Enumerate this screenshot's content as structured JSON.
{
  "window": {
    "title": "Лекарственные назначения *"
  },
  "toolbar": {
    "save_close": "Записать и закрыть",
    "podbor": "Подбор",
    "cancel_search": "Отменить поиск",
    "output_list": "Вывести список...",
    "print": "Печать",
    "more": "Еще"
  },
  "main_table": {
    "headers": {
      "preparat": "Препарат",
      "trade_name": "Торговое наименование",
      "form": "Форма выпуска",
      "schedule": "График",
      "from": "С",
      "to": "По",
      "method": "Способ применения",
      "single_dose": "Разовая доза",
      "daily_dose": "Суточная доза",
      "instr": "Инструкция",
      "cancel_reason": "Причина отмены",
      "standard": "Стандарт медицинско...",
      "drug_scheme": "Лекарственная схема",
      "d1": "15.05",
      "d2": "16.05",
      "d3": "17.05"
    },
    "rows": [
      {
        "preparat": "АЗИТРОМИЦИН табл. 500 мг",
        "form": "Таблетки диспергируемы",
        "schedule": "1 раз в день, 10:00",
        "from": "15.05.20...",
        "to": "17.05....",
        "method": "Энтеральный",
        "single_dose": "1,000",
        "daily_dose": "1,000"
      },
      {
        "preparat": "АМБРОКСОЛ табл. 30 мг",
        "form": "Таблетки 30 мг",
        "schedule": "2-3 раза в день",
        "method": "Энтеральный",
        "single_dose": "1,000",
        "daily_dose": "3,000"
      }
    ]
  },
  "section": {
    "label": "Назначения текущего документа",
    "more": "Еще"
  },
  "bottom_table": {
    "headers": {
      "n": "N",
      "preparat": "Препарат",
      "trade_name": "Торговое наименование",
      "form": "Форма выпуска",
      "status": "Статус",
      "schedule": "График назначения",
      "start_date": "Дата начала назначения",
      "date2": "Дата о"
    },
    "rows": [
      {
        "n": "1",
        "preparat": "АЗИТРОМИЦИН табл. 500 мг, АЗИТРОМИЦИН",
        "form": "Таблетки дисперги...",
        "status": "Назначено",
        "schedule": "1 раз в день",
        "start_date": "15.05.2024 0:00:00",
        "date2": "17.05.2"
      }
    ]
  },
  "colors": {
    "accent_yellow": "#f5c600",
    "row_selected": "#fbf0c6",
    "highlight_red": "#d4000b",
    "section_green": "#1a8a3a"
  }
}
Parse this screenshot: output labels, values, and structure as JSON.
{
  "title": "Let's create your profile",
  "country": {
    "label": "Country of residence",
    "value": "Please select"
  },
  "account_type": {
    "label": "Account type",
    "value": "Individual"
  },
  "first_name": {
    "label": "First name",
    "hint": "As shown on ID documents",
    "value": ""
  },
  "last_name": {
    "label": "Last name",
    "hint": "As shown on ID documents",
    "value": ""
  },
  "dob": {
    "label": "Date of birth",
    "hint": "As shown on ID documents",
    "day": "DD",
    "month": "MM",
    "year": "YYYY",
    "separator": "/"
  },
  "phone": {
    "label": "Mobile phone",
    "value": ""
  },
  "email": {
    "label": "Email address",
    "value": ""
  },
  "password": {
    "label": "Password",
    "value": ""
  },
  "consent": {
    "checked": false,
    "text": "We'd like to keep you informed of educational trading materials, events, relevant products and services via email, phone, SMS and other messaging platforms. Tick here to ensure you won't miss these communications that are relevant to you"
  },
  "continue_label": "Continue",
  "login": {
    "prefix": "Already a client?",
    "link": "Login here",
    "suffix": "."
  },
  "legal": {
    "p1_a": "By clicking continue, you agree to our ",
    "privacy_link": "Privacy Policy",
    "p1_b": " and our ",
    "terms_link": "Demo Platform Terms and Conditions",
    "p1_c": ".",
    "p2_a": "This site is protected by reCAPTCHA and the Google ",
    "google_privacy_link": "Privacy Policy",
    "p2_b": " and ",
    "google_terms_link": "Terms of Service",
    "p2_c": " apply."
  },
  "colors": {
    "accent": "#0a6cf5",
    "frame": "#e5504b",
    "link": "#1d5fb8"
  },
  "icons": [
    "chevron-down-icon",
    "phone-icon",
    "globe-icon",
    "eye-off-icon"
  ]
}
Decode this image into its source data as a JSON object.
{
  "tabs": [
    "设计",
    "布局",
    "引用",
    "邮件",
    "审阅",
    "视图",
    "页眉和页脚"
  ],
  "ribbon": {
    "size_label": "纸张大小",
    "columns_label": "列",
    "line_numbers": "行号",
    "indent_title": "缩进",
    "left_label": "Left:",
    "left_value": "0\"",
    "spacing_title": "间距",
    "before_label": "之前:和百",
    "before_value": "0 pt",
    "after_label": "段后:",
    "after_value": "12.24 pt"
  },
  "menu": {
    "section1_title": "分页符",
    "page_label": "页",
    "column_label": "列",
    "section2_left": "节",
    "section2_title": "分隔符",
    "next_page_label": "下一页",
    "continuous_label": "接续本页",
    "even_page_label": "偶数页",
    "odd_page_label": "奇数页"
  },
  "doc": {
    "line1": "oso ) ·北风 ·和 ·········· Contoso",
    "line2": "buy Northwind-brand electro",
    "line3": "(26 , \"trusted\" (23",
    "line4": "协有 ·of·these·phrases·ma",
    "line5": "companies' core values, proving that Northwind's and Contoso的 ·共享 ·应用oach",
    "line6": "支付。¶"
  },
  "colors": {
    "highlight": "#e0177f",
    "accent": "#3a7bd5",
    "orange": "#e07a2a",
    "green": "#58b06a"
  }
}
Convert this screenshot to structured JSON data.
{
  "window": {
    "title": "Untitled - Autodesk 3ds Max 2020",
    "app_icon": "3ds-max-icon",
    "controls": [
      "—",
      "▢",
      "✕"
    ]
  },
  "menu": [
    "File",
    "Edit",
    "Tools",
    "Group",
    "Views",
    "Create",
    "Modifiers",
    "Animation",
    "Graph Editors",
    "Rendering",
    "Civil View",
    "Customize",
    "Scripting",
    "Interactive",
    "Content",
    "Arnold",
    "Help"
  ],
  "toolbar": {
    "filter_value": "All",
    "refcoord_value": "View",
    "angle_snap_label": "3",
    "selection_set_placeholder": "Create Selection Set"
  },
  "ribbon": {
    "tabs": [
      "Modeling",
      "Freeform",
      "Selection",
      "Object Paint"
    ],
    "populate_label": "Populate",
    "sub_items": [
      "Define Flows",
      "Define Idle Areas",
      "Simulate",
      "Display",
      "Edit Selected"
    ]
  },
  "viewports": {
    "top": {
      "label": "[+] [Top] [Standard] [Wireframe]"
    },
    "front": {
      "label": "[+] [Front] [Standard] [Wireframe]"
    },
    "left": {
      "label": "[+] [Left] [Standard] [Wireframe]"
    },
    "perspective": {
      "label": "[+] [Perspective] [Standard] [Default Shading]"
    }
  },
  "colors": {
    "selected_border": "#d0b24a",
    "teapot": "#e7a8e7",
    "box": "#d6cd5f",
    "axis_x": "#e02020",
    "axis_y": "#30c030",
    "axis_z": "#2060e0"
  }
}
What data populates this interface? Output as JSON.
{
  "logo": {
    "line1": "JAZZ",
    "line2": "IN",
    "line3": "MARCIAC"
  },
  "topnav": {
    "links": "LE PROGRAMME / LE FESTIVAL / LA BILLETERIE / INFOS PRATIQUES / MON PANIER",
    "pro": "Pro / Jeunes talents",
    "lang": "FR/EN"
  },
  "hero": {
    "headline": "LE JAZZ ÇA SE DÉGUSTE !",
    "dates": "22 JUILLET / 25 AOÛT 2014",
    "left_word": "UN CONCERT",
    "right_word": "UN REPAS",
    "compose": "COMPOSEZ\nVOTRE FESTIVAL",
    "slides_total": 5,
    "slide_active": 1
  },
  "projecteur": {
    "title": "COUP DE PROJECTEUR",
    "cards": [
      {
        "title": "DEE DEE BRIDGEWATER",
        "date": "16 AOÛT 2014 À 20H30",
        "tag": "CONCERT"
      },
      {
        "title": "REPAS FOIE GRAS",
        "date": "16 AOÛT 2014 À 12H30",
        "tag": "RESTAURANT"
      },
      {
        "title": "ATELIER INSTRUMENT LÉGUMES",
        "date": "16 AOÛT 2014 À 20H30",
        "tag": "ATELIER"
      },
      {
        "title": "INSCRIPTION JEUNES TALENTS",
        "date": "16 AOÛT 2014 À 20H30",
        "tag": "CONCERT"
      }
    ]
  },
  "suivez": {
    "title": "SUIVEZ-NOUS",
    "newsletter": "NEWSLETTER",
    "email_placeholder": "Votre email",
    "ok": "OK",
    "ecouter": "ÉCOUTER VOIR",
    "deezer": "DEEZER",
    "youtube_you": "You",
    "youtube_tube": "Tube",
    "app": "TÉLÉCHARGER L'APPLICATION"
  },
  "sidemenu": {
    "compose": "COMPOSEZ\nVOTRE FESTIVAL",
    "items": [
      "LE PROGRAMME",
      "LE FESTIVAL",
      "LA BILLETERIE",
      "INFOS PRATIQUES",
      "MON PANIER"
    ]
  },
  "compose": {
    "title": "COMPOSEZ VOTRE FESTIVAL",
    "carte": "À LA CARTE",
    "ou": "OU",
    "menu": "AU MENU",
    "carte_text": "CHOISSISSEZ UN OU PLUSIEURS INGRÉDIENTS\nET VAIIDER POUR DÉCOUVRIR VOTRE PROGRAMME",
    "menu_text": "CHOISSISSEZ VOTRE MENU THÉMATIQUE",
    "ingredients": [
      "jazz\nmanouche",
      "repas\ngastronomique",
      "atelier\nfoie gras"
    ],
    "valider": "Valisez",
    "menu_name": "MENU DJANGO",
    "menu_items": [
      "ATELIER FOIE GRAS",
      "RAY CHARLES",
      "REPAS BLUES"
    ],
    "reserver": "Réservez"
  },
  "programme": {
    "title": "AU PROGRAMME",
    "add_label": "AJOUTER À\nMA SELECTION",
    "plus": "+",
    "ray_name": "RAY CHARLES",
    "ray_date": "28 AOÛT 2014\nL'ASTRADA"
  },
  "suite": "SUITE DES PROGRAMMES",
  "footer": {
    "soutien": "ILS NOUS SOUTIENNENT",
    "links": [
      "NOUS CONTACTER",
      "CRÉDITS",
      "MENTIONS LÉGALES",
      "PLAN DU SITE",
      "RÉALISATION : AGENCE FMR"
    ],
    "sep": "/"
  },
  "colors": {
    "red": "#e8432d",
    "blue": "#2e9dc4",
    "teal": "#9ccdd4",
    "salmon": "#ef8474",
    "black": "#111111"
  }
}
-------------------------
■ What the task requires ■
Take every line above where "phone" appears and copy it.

■ Final answer ■
  "phone": {
    "label": "Mobile phone",
    "text": "We'd like to keep you informed of educational trading materials, events, relevant products and services via email, phone, SMS and other messaging platforms. Tick here to ensure you won't miss these communications that are relevant to you"
    "phone-icon",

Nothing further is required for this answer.